Drinking water is another good way to minimize the effects of alcohol on your body. It won’t necessarily make your body absorb the alcohol more slowly, but it will keep you hydrated and energized. Try to drink a glass of water between every alcoholic drink. This will make you more mindful of your alcohol consumption and will force you to slow down your drinking.
Sleeping on Your Side
Sleeping on your back increases your risk of snoring regardless of how much alcohol you’ve had. When you sleep on your back, gravity pulls on the tissues in your throat and can make them collapse. Instead, you should try sleeping on your side.
This is a habit that can take a while to develop if you’re used to sleeping on your back. Sleeping on your side is good for your back and neck, so you should try it out even on nights that you don’t drink. To stop yourself from rolling onto your back while you sleep, you can place a body pillow behind you.
You could also try the tennis ball method, which involves sewing a tennis ball into the back of your pajama shirt. Whenever you roll onto your back, the tennis ball will feel so uncomfortable that you’ll have to roll back onto your side.

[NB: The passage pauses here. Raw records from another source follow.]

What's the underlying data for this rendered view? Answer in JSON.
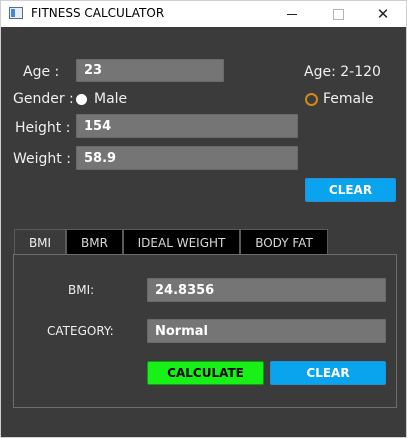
{
  "window": {
    "title": "FITNESS CALCULATOR"
  },
  "form": {
    "age_label": "Age :",
    "age_value": "23",
    "age_range_hint": "Age: 2-120",
    "gender_label": "Gender :",
    "gender_options": [
      "Male",
      "Female"
    ],
    "gender_selected": "Male",
    "height_label": "Height :",
    "height_value": "154",
    "weight_label": "Weight :",
    "weight_value": "58.9",
    "clear_label": "CLEAR"
  },
  "tabs": [
    {
      "label": "BMI",
      "active": true
    },
    {
      "label": "BMR",
      "active": false
    },
    {
      "label": "IDEAL WEIGHT",
      "active": false
    },
    {
      "label": "BODY FAT",
      "active": false
    }
  ],
  "bmi_panel": {
    "bmi_label": "BMI:",
    "bmi_value": "24.8356",
    "category_label": "CATEGORY:",
    "category_value": "Normal",
    "calculate_label": "CALCULATE",
    "clear_label": "CLEAR"
  },
  "colors": {
    "background": "#3b3b3b",
    "field_bg": "#757575",
    "clear_button": "#0aa3ee",
    "calculate_button": "#17f117",
    "radio_unchecked": "#d08a19"
  },
  "icons": [
    "app-icon",
    "minimize-icon",
    "maximize-icon",
    "close-icon"
  ]
}
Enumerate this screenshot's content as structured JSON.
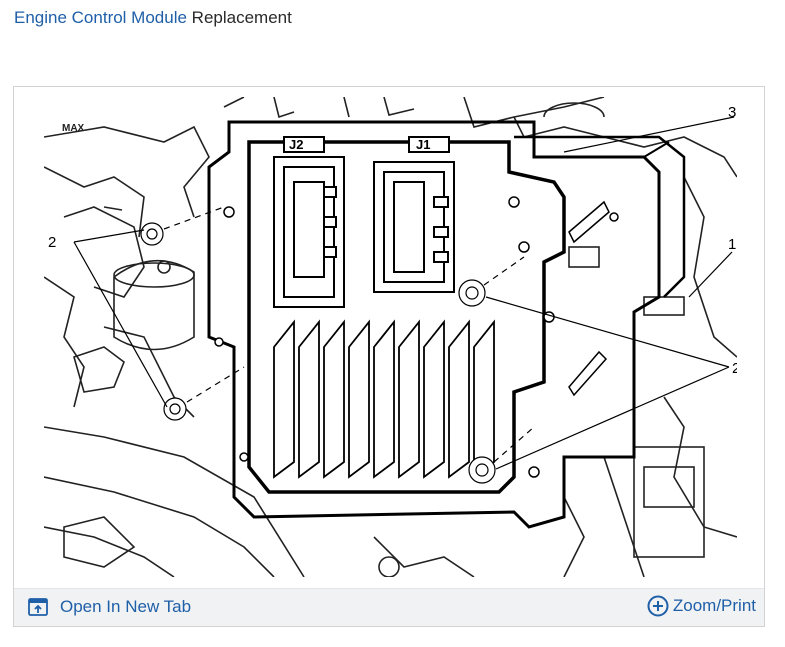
{
  "header": {
    "title_link": "Engine Control Module",
    "title_rest": " Replacement"
  },
  "figure": {
    "callouts": {
      "c1": "1",
      "c2_left": "2",
      "c2_right": "2",
      "c3": "3"
    },
    "connector_labels": {
      "j2": "J2",
      "j1": "J1"
    },
    "sticker_text": "MAX"
  },
  "footer": {
    "open_tab_label": "Open In New Tab",
    "open_tab_icon": "open-in-new-tab-icon",
    "zoom_label": "Zoom/Print",
    "zoom_icon": "plus-circle-icon"
  },
  "colors": {
    "link": "#1f5fa8",
    "footer_bg": "#f1f2f4",
    "border": "#d3d3d3"
  }
}
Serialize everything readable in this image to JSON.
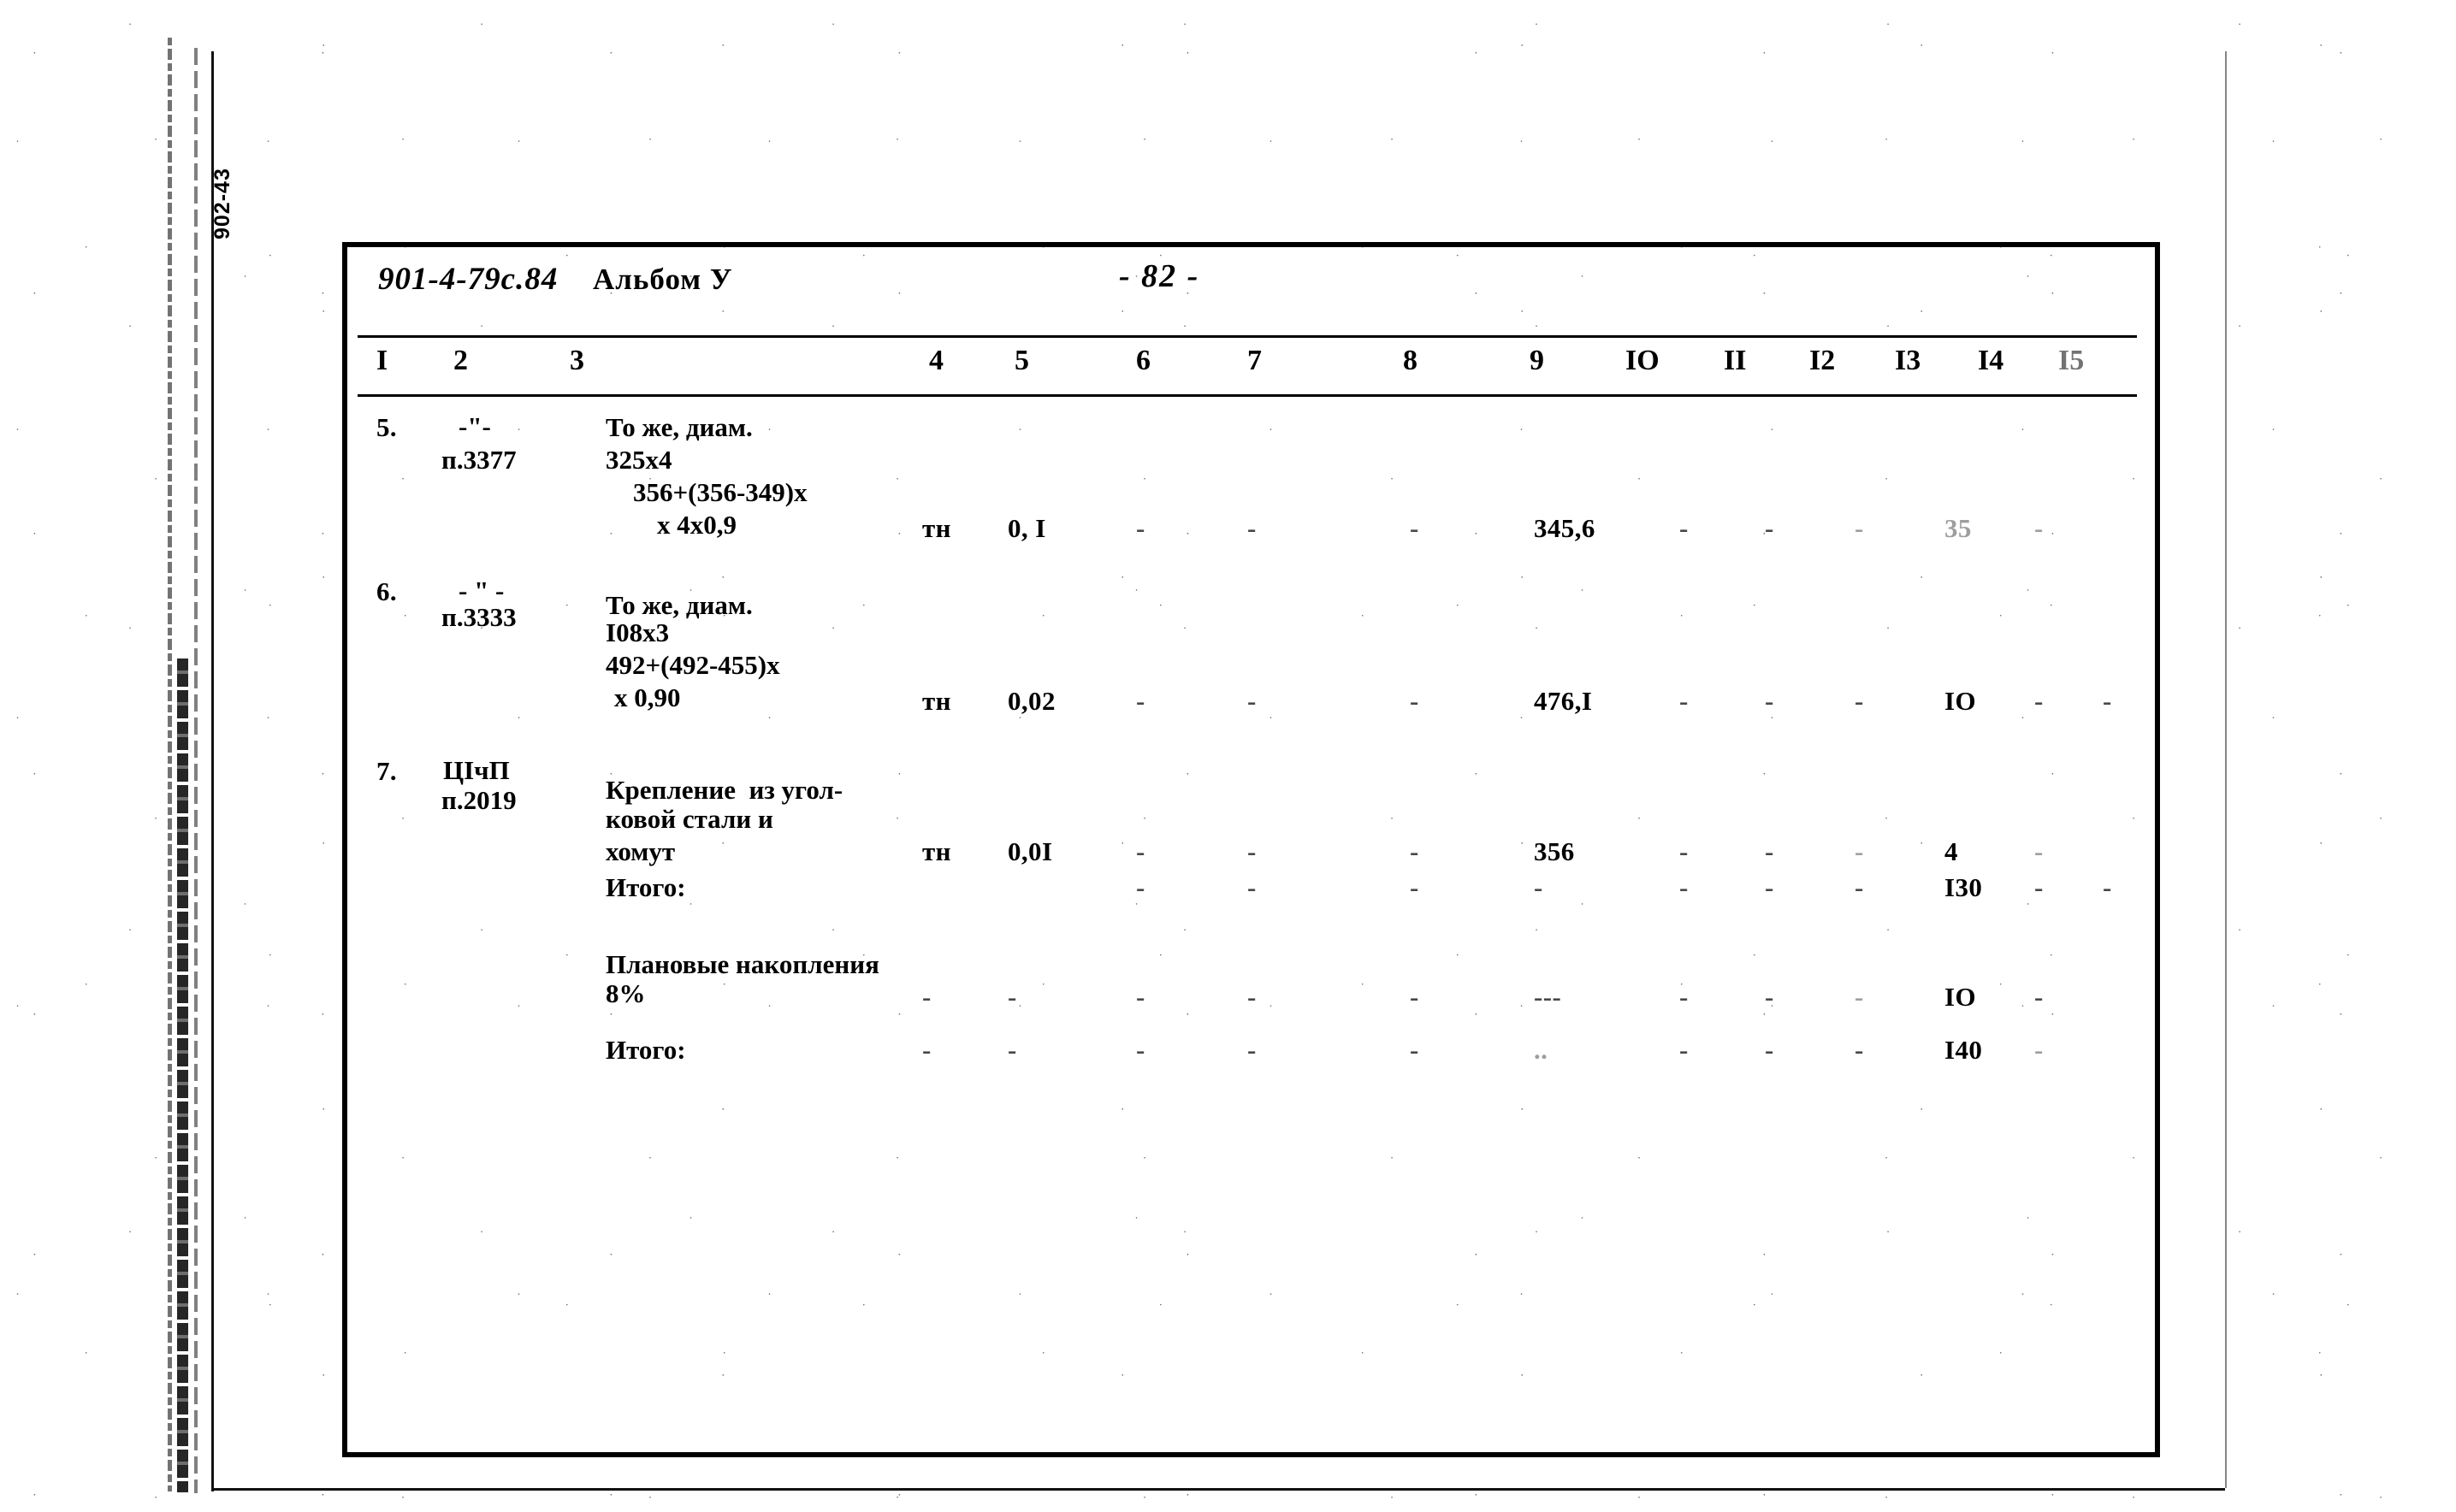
{
  "document": {
    "margin_code": "902-43",
    "code": "901-4-79с.84",
    "album": "Альбом У",
    "page_number": "- 82 -"
  },
  "table": {
    "column_headers": [
      "I",
      "2",
      "3",
      "4",
      "5",
      "6",
      "7",
      "8",
      "9",
      "IO",
      "II",
      "I2",
      "I3",
      "I4",
      "I5"
    ],
    "rows": [
      {
        "num": "5.",
        "ditto": "-\"-",
        "code": "п.3377",
        "desc_lines": [
          "То же, диам.",
          "325х4",
          "356+(356-349)х",
          "х 4х0,9"
        ],
        "unit": "тн",
        "qty": "0, I",
        "c6": "-",
        "c7": "-",
        "c8": "-",
        "c9": "345,6",
        "c10": "-",
        "c11": "-",
        "c12": "-",
        "c13": "35",
        "c14": "-",
        "c15": ""
      },
      {
        "num": "6.",
        "ditto": "- \" -",
        "code": "п.3333",
        "desc_lines": [
          "То же, диам.",
          "I08х3",
          "492+(492-455)х",
          "х 0,90"
        ],
        "unit": "тн",
        "qty": "0,02",
        "c6": "-",
        "c7": "-",
        "c8": "-",
        "c9": "476,I",
        "c10": "-",
        "c11": "-",
        "c12": "-",
        "c13": "IO",
        "c14": "-",
        "c15": "-"
      },
      {
        "num": "7.",
        "ditto": "ЦIчП",
        "code": "п.2019",
        "desc_lines": [
          "Крепление  из угол-",
          "ковой стали и",
          "хомут"
        ],
        "unit": "тн",
        "qty": "0,0I",
        "c6": "-",
        "c7": "-",
        "c8": "-",
        "c9": "356",
        "c10": "-",
        "c11": "-",
        "c12": "-",
        "c13": "4",
        "c14": "-",
        "c15": ""
      }
    ],
    "summary_rows": [
      {
        "label": "Итого:",
        "unit": "",
        "qty": "",
        "c6": "-",
        "c7": "-",
        "c8": "-",
        "c9": "-",
        "c10": "-",
        "c11": "-",
        "c12": "-",
        "c13": "I30",
        "c14": "-",
        "c15": "-"
      },
      {
        "label": "Плановые накопления",
        "label2": "8%",
        "unit": "-",
        "qty": "-",
        "c6": "-",
        "c7": "-",
        "c8": "-",
        "c9": "---",
        "c10": "-",
        "c11": "-",
        "c12": "-",
        "c13": "IO",
        "c14": "-",
        "c15": ""
      },
      {
        "label": "Итого:",
        "unit": "-",
        "qty": "-",
        "c6": "-",
        "c7": "-",
        "c8": "-",
        "c9": "..",
        "c10": "-",
        "c11": "-",
        "c12": "-",
        "c13": "I40",
        "c14": "-",
        "c15": ""
      }
    ]
  },
  "colors": {
    "ink": "#000000",
    "paper": "#ffffff"
  }
}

For a quick fix after a night of drinking, you can use a snoring mouthpiece. These devices positions your mouth, tongue, and jaw in a way that keeps the airway open, so you can breathe normally throughout the night. One popular option is a mandibular advancement device, or MAD, which pulls your lower jaw forward to create more space in the airway. Another effective mouthpiece is a tongue stabilizing device, or TSD, which holds your tongue forward and prevents it from collapsing over your throat.
Many people have been very successful with snoring mouthpieces. They’re easy to use, and you can bring them with you when you travel. Keep in mind, though, that they’re a short-term solution. They only work for as long as you use them, so lifestyle changes are generally better. However, if you’ve already consumed alcohol and know that you’ll have a snoring problem, mouthpieces are a good way to sleep better and prevent waking your partner up with your snores.
Snoring after drinking alcohol is common but it can have serious consequences if it happens to you regularly. It could even develop into sleep apnea, which can cause high blood pressure, heart disease, depression, and a number of other health conditions. Snoring once in a while is normal, but regular snorers should always look for ways to minimize the problem.